■ **ASSIGNMENT**:
Restate the listing in full, keeping every word as it is.

■ **SOURCE INFORMATION**:
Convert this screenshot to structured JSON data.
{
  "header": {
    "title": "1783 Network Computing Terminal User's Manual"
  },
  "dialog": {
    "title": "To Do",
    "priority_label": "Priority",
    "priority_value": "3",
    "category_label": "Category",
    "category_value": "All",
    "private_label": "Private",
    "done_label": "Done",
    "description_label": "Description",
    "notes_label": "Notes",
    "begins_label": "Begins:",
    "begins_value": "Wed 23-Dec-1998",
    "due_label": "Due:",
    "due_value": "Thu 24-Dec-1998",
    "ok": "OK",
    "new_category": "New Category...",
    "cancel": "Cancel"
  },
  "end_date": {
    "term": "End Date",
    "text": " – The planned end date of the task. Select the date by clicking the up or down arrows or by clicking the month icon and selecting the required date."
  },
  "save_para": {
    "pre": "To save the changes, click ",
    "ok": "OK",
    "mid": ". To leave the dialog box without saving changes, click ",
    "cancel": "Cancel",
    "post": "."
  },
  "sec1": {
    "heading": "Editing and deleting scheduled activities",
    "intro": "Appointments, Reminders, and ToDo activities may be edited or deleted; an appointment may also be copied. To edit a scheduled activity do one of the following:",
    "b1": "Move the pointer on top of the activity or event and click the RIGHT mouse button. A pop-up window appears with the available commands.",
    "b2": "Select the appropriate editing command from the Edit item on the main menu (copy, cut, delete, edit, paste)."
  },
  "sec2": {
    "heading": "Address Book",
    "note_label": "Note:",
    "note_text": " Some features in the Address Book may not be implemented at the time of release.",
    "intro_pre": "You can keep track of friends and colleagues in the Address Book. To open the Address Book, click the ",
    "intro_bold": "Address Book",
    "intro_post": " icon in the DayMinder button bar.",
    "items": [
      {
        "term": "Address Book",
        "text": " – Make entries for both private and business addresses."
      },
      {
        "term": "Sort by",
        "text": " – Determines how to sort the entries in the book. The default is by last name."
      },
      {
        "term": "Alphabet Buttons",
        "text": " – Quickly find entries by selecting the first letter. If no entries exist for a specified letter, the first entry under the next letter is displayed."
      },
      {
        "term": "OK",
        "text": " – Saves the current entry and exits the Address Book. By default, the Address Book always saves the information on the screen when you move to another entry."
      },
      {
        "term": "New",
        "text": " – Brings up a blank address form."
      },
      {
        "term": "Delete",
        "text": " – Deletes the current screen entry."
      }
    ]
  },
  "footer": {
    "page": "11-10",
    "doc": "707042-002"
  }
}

■ **WRITTEN RESPONSE**:
Convert this screenshot to structured JSON data.
{
  "header": {
    "title": "1783 Network Computing Terminal User's Manual"
  },
  "dialog": {
    "title": "To Do",
    "priority_label": "Priority",
    "priority_value": "3",
    "category_label": "Category",
    "category_value": "All",
    "private_label": "Private",
    "done_label": "Done",
    "description_label": "Description",
    "notes_label": "Notes",
    "begins_label": "Begins:",
    "begins_value": "Wed 23-Dec-1998",
    "due_label": "Due:",
    "due_value": "Thu 24-Dec-1998",
    "ok": "OK",
    "new_category": "New Category...",
    "cancel": "Cancel"
  },
  "end_date": {
    "term": "End Date",
    "text": " – The planned end date of the task. Select the date by clicking the up or down arrows or by clicking the month icon and selecting the required date."
  },
  "save_para": {
    "pre": "To save the changes, click ",
    "ok": "OK",
    "mid": ". To leave the dialog box without saving changes, click ",
    "cancel": "Cancel",
    "post": "."
  },
  "sec1": {
    "heading": "Editing and deleting scheduled activities",
    "intro": "Appointments, Reminders, and ToDo activities may be edited or deleted; an appointment may also be copied. To edit a scheduled activity do one of the following:",
    "b1": "Move the pointer on top of the activity or event and click the RIGHT mouse button. A pop-up window appears with the available commands.",
    "b2": "Select the appropriate editing command from the Edit item on the main menu (copy, cut, delete, edit, paste)."
  },
  "sec2": {
    "heading": "Address Book",
    "note_label": "Note:",
    "note_text": " Some features in the Address Book may not be implemented at the time of release.",
    "intro_pre": "You can keep track of friends and colleagues in the Address Book. To open the Address Book, click the ",
    "intro_bold": "Address Book",
    "intro_post": " icon in the DayMinder button bar.",
    "items": [
      {
        "term": "Address Book",
        "text": " – Make entries for both private and business addresses."
      },
      {
        "term": "Sort by",
        "text": " – Determines how to sort the entries in the book. The default is by last name."
      },
      {
        "term": "Alphabet Buttons",
        "text": " – Quickly find entries by selecting the first letter. If no entries exist for a specified letter, the first entry under the next letter is displayed."
      },
      {
        "term": "OK",
        "text": " – Saves the current entry and exits the Address Book. By default, the Address Book always saves the information on the screen when you move to another entry."
      },
      {
        "term": "New",
        "text": " – Brings up a blank address form."
      },
      {
        "term": "Delete",
        "text": " – Deletes the current screen entry."
      }
    ]
  },
  "footer": {
    "page": "11-10",
    "doc": "707042-002"
  }
}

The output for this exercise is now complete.